Enemies in XCOM 2 are a lot more varied this time around. Most of the aliens you loved (and mostly hated) from the previous games have returned, albeit with some new abilities and even visual upgrades. The game does introduce some terrifyingly new enemies as well. The weirdest by far being the sentient faceless goop, that can shape-shift into human form at will and then flank you unnoticed. It’s the constant introduction of new enemies or old ones with updated abilities that forces you to keep changing your tactics, sometimes even on the fly. Hiding behind cover taking your foes out from afar might initially do the trick, but there will be times you will need to get up close and personal. It all depends on what the situation requires.
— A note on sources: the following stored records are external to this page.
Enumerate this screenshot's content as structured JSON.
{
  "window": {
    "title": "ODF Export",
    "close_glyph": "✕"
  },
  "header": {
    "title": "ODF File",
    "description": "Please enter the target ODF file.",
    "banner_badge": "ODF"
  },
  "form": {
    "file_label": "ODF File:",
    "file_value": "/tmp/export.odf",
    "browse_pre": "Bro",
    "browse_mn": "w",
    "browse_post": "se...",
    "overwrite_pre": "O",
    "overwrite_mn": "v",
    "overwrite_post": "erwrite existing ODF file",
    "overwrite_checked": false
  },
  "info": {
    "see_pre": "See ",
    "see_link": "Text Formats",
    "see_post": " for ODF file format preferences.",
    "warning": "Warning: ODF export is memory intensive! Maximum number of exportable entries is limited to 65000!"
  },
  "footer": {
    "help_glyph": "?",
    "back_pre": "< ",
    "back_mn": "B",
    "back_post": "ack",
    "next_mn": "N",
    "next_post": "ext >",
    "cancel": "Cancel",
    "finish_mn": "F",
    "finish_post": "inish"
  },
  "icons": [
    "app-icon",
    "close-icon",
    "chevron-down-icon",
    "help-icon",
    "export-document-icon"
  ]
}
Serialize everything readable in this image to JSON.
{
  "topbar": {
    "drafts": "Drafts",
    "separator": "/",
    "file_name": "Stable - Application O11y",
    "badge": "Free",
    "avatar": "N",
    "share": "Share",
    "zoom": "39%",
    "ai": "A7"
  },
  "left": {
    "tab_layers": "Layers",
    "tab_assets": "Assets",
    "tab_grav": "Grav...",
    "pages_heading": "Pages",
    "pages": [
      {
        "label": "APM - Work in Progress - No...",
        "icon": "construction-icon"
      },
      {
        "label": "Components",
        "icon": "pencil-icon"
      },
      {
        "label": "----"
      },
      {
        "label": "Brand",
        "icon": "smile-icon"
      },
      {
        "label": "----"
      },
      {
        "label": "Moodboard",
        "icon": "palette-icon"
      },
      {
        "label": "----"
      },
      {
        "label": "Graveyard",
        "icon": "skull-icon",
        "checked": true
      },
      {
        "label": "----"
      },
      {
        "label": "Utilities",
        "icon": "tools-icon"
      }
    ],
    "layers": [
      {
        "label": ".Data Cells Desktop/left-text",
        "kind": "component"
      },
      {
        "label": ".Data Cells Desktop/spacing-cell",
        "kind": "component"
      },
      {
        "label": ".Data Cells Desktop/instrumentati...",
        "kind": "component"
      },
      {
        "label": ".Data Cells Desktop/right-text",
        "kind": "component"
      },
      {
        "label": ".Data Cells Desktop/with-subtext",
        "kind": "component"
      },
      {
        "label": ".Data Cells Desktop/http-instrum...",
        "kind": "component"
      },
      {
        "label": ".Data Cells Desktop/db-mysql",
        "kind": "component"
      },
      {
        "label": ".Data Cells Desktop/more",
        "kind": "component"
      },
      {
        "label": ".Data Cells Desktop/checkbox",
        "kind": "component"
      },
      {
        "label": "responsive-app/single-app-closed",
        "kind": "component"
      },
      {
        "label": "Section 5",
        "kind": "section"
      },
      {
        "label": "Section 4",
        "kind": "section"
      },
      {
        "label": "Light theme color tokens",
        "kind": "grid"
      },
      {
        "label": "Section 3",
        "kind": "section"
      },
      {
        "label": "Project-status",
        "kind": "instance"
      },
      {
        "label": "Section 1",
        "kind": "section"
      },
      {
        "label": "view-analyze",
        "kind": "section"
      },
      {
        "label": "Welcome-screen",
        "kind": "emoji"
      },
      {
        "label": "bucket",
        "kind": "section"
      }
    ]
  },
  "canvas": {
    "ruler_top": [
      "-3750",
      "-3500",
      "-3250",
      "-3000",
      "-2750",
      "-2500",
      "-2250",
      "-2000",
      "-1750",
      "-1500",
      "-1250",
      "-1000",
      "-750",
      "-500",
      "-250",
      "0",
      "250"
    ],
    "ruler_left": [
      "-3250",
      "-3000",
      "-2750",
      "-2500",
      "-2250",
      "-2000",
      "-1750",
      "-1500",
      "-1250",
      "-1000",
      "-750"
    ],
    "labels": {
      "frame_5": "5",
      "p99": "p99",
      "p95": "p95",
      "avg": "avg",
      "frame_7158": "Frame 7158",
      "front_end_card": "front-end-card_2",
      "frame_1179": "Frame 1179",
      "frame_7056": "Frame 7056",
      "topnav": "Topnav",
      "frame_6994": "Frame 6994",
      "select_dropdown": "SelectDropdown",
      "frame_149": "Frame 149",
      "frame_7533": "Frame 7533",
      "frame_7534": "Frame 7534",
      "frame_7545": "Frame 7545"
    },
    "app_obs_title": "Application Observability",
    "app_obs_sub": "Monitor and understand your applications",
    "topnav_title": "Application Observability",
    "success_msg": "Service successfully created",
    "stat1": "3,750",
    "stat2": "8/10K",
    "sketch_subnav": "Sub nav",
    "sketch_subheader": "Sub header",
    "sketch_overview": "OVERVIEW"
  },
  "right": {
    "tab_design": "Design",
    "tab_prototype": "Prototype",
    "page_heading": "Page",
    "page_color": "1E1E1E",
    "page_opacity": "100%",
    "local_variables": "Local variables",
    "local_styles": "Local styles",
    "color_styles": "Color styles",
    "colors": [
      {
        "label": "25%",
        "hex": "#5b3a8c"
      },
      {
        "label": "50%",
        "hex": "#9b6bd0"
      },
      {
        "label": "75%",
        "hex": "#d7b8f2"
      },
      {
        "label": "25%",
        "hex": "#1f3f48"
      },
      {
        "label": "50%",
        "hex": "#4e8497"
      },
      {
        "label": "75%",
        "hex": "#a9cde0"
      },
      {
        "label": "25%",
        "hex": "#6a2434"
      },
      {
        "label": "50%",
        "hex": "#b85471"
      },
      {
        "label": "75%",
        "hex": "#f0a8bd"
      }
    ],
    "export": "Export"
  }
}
XCOM 2’s strength, just like its predecessor, lies in juggling resources and using those to complete missions, but by far its most impressive accomplishment is getting you to care for each soldier that you sent out into battle. Although the game might seem difficult at first, each failed attempt teaches you valuable lessons on what not to do and what to do. Although the enemies can be deadly most of my valuable soldier’s deaths were because of mistakes I made. I’m personally not a huge fan of timed missions and campaigns, but I found that this continually forced me to think ahead, and also added to the overall tension that the game creates. I did find that some of the loading times felt excessively long, this made me experiment less as the prospect of reloading and blankly staring at a loading screen kept haunting me.
XCOM 2 once again shows that getting players invested in a game can make all the difference. The squad customization, the base building, and even the research all create an experience that is unique to you and changes each time you play the game. I’ve lost good men and woman to the alien menace (well, except that one cousin that I don’t like), I’ve made though decisions that will haunt me during my play through but most importantly I’ve enjoyed every punishing second of XCOM2.
Remember, the future of Earth is in your hands, good luck commander.